I sized and cropped each of the images for video (720×480) in Adobe Photoshop (again, because that’s what I’m used to). If you don’t want to spend a lot of money on Photoshop, though, check out a nice little freeware program called GIMP, which is, frankly, a great alternative. (GIMP does not have quite as many bells and whistles as Adobe’s products, but it is a powerful little program.)
I did make sure to use public domain images so I wouldn’t infringe on anyone’s creative art. Wikimedia Commons is a great place to get royalty-free, open-access imagery. Just make sure to pay attention to the usage rights attached to each image, as these are specified by the original artist, and we don’t want to exploit anyone else’s work. 🙂
The Wikimedia Commons front page. All you need for royalty-free.
So! Here’s the full video. At 01:19, it’s a bit long for what it is, but it’s difficult to tell a kid to hurry it up. 😉
Have you ever experimented with video? What kind of video did you make…or would you like to make? Let me know! Oh, and do make sure to stop by the Limebird Writers. They’ve always got great things to say!
I recently started preliminary planning for a documentary project, and, as I did, I got to thinking about why I like to do what I like to do when it comes to video production. I’ve spent a good portion of my professional (job) life working with video, and much of that has to do with production. But, while I once fancied myself an actor, I’ve come to enjoy being behind the scenes more than being in front of a camera. Video production involves many steps, and many skills, but the one which I favor most doesn’t happen in production, at all. It happens in post-production: editing.

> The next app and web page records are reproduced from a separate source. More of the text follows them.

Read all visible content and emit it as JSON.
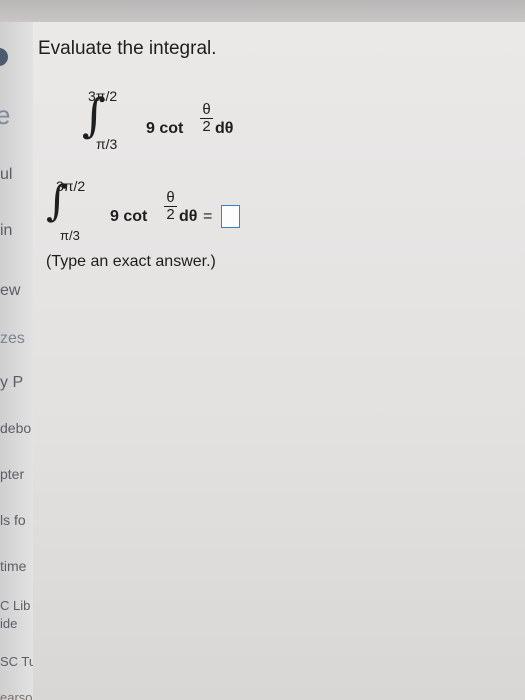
{
  "sidebar": {
    "fragments": [
      {
        "key": "ul",
        "text": "ul"
      },
      {
        "key": "ind",
        "text": "in"
      },
      {
        "key": "ewo",
        "text": "ew"
      },
      {
        "key": "zes",
        "text": "zes"
      },
      {
        "key": "ypl",
        "text": "y P"
      },
      {
        "key": "debo",
        "text": "debo"
      },
      {
        "key": "pter",
        "text": "pter"
      },
      {
        "key": "isfo",
        "text": "ls fo"
      },
      {
        "key": "time",
        "text": "time"
      },
      {
        "key": "cli",
        "text": "C Lib"
      },
      {
        "key": "ide",
        "text": "ide"
      },
      {
        "key": "sctu",
        "text": "SC Tu"
      },
      {
        "key": "earson",
        "text": "earson"
      }
    ]
  },
  "question": {
    "title": "Evaluate the integral.",
    "integral": {
      "upper": "3π/2",
      "lower": "π/3",
      "coefficient": "9 cot",
      "frac_num": "θ",
      "frac_den": "2",
      "differential": "dθ"
    },
    "answer_row": {
      "upper": "3π/2",
      "lower": "π/3",
      "coefficient": "9 cot",
      "frac_num": "θ",
      "frac_den": "2",
      "differential": "dθ",
      "equals": "=",
      "answer_value": ""
    },
    "instruction": "(Type an exact answer.)"
  }
}
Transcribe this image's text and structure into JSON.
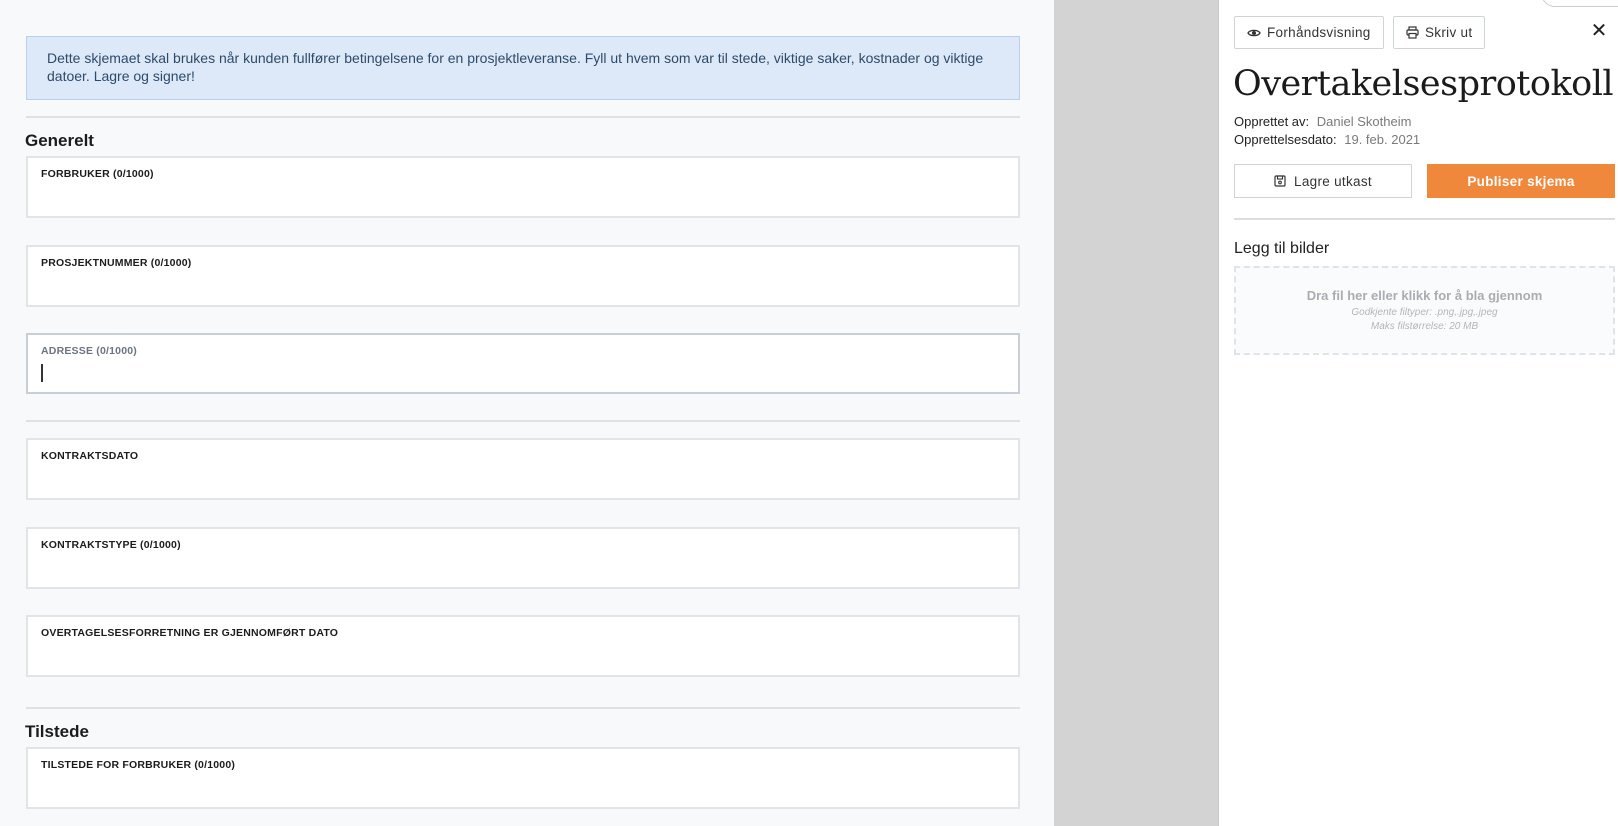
{
  "form": {
    "info_text": "Dette skjemaet skal brukes når kunden fullfører betingelsene for en prosjektleveranse. Fyll ut hvem som var til stede, viktige saker, kostnader og viktige datoer. Lagre og signer!",
    "sections": {
      "general": "Generelt",
      "present": "Tilstede"
    },
    "fields": {
      "forbruker": "FORBRUKER (0/1000)",
      "prosjektnummer": "PROSJEKTNUMMER (0/1000)",
      "adresse": "ADRESSE (0/1000)",
      "kontraktsdato": "KONTRAKTSDATO",
      "kontraktstype": "KONTRAKTSTYPE (0/1000)",
      "overtagelse_dato": "OVERTAGELSESFORRETNING ER GJENNOMFØRT DATO",
      "tilstede_forbruker": "TILSTEDE FOR FORBRUKER (0/1000)"
    }
  },
  "panel": {
    "preview_label": "Forhåndsvisning",
    "print_label": "Skriv ut",
    "close_symbol": "✕",
    "title": "Overtakelsesprotokoll",
    "created_by_label": "Opprettet av:",
    "created_by_value": "Daniel Skotheim",
    "created_date_label": "Opprettelsesdato:",
    "created_date_value": "19. feb. 2021",
    "save_draft_label": "Lagre utkast",
    "publish_label": "Publiser skjema",
    "publish_color": "#f0883c",
    "images_title": "Legg til bilder",
    "dropzone": {
      "main": "Dra fil her eller klikk for å bla gjennom",
      "types": "Godkjente filtyper: .png,.jpg,.jpeg",
      "max_size": "Maks filstørrelse: 20 MB"
    }
  }
}
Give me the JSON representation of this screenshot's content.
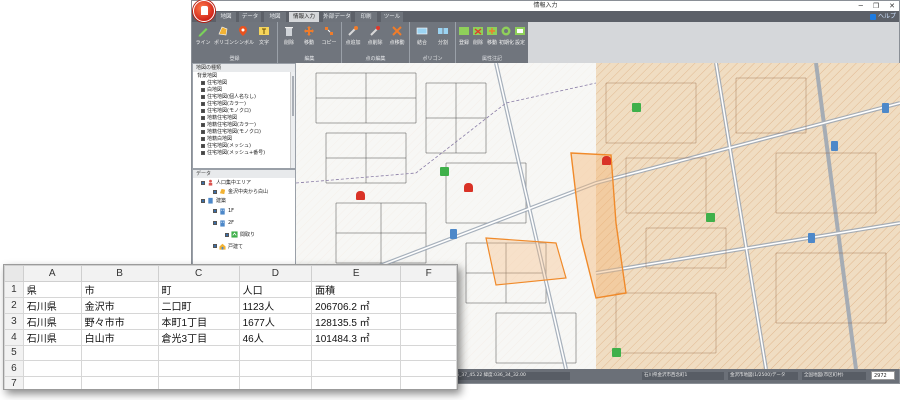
{
  "window": {
    "title": "情報入力",
    "close_glyph": "✕",
    "restore_glyph": "❐",
    "minimize_glyph": "─"
  },
  "ribbon_tabs": [
    {
      "label": "地図",
      "active": false
    },
    {
      "label": "データ",
      "active": false
    },
    {
      "label": "地図",
      "active": false
    },
    {
      "label": "情報入力",
      "active": true
    },
    {
      "label": "外部データ",
      "active": false
    },
    {
      "label": "印刷",
      "active": false
    },
    {
      "label": "ツール",
      "active": false
    }
  ],
  "help_label": "ヘルプ",
  "ribbon_groups": [
    {
      "label": "登録",
      "buttons": [
        {
          "label": "ライン",
          "icon": "pencil-icon"
        },
        {
          "label": "ポリゴン",
          "icon": "polygon-icon"
        },
        {
          "label": "シンボル",
          "icon": "pin-icon"
        },
        {
          "label": "文字",
          "icon": "text-icon"
        }
      ]
    },
    {
      "label": "編集",
      "buttons": [
        {
          "label": "削除",
          "icon": "trash-icon"
        },
        {
          "label": "移動",
          "icon": "move-icon"
        },
        {
          "label": "コピー",
          "icon": "copy-icon"
        }
      ]
    },
    {
      "label": "点の編集",
      "buttons": [
        {
          "label": "点追加",
          "icon": "add-point-icon"
        },
        {
          "label": "点削除",
          "icon": "delete-point-icon"
        },
        {
          "label": "点移動",
          "icon": "move-point-icon"
        }
      ]
    },
    {
      "label": "ポリゴン",
      "buttons": [
        {
          "label": "結合",
          "icon": "merge-icon"
        },
        {
          "label": "分割",
          "icon": "split-icon"
        }
      ]
    },
    {
      "label": "属性注記",
      "buttons": [
        {
          "label": "登録",
          "icon": "note-add-icon"
        },
        {
          "label": "削除",
          "icon": "note-delete-icon"
        },
        {
          "label": "移動",
          "icon": "note-move-icon"
        },
        {
          "label": "初期化",
          "icon": "reset-icon"
        },
        {
          "label": "設定",
          "icon": "settings-icon"
        }
      ]
    }
  ],
  "layer_panel": {
    "header": "地図の種類",
    "root": "背景地図",
    "items": [
      "住宅地図",
      "白地図",
      "住宅地図(個人名なし)",
      "住宅地図(カラー)",
      "住宅地図(モノクロ)",
      "地籍住宅地図",
      "地籍住宅地図(カラー)",
      "地籍住宅地図(モノクロ)",
      "地籍白地図",
      "住宅地図(メッシュ)",
      "住宅地図(メッシュ+番号)"
    ]
  },
  "data_panel": {
    "header": "データ",
    "items": [
      {
        "label": "人口集中エリア",
        "level": 1
      },
      {
        "label": "金沢中央から白山",
        "level": 2
      },
      {
        "label": "建築",
        "level": 1
      },
      {
        "label": "1F",
        "level": 2
      },
      {
        "label": "2F",
        "level": 2
      },
      {
        "label": "間取り",
        "level": 3
      },
      {
        "label": "戸建て",
        "level": 2
      }
    ]
  },
  "status_bar": {
    "fields": [
      "経度:136_37_45.22 緯度:036_34_32.00",
      "石川県金沢市西念町1",
      "金沢市地図(1/2500)データ",
      "全国地図(市区町村)"
    ],
    "scale_value": "2972"
  },
  "spreadsheet": {
    "columns": [
      "A",
      "B",
      "C",
      "D",
      "E",
      "F"
    ],
    "row_numbers": [
      "1",
      "2",
      "3",
      "4",
      "5",
      "6",
      "7"
    ],
    "rows": [
      [
        "県",
        "市",
        "町",
        "人口",
        "面積",
        ""
      ],
      [
        "石川県",
        "金沢市",
        "二口町",
        "1123人",
        "206706.2 ㎡",
        ""
      ],
      [
        "石川県",
        "野々市市",
        "本町1丁目",
        "1677人",
        "128135.5 ㎡",
        ""
      ],
      [
        "石川県",
        "白山市",
        "倉光3丁目",
        "46人",
        "101484.3 ㎡",
        ""
      ],
      [
        "",
        "",
        "",
        "",
        "",
        ""
      ],
      [
        "",
        "",
        "",
        "",
        "",
        ""
      ],
      [
        "",
        "",
        "",
        "",
        "",
        ""
      ]
    ]
  },
  "colors": {
    "map_parcel": "#f0ddc2",
    "map_street": "#9aa5b3",
    "highlight_boundary": "#f08a2a",
    "poi_green": "#3fb04a",
    "poi_red": "#d93226",
    "poi_blue": "#4d88c9"
  }
}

This is kind of my life.
I’ve edited lots of projects in my time: some small, some not. What I think I love most about that process, though, is that I get to be the one telling the story.
If you think about it, the editor has final input into how the story – especially one in video – plays out. We control the angles, the cuts, the music – all of the details, conscious and subliminal. And that controls how the audience views the characters, the conflict, and the outcome. A simple focus frame on a character’s face (whether they’re speaking or not) can give completely different meaning to a scene. That guy doing the intro for “The Outer Limits” was not kidding; we (editors, that is) control everything.
It’s the same in writing, too, I think. The editor – whether that’s you doing your first edit or your professional editor doing the final one – controls what the reader sees, how they view the story. The editor doesn’t actively write any of the words of the story, though. Not in my experience, anyway. They help tell the story without writing the words, guiding the writer’s hand and vision with cuts, suggestions, and insight.
We video editors do the same thing. We’re given rough footage, where plot, point, characterization can go one of any number of ways. And, when we’re finished, assuming we’ve done our job right and well, the audience gets a story. Hopefully a good one. But marked by our hands, no matter that.
I’m excited to work with an editor for my first real novel. I’m scared, too; I’ve never put such a huge work – such a gigantic chunk of myself – out there for someone else to tear down. But I want to build a better story than I could do alone. I just hope I get an editor who’s as careful and conscientious as I try to be.
Have you worked with a professional editor before? Was it a good fit, or a not-so-good one? What did you learn from that process?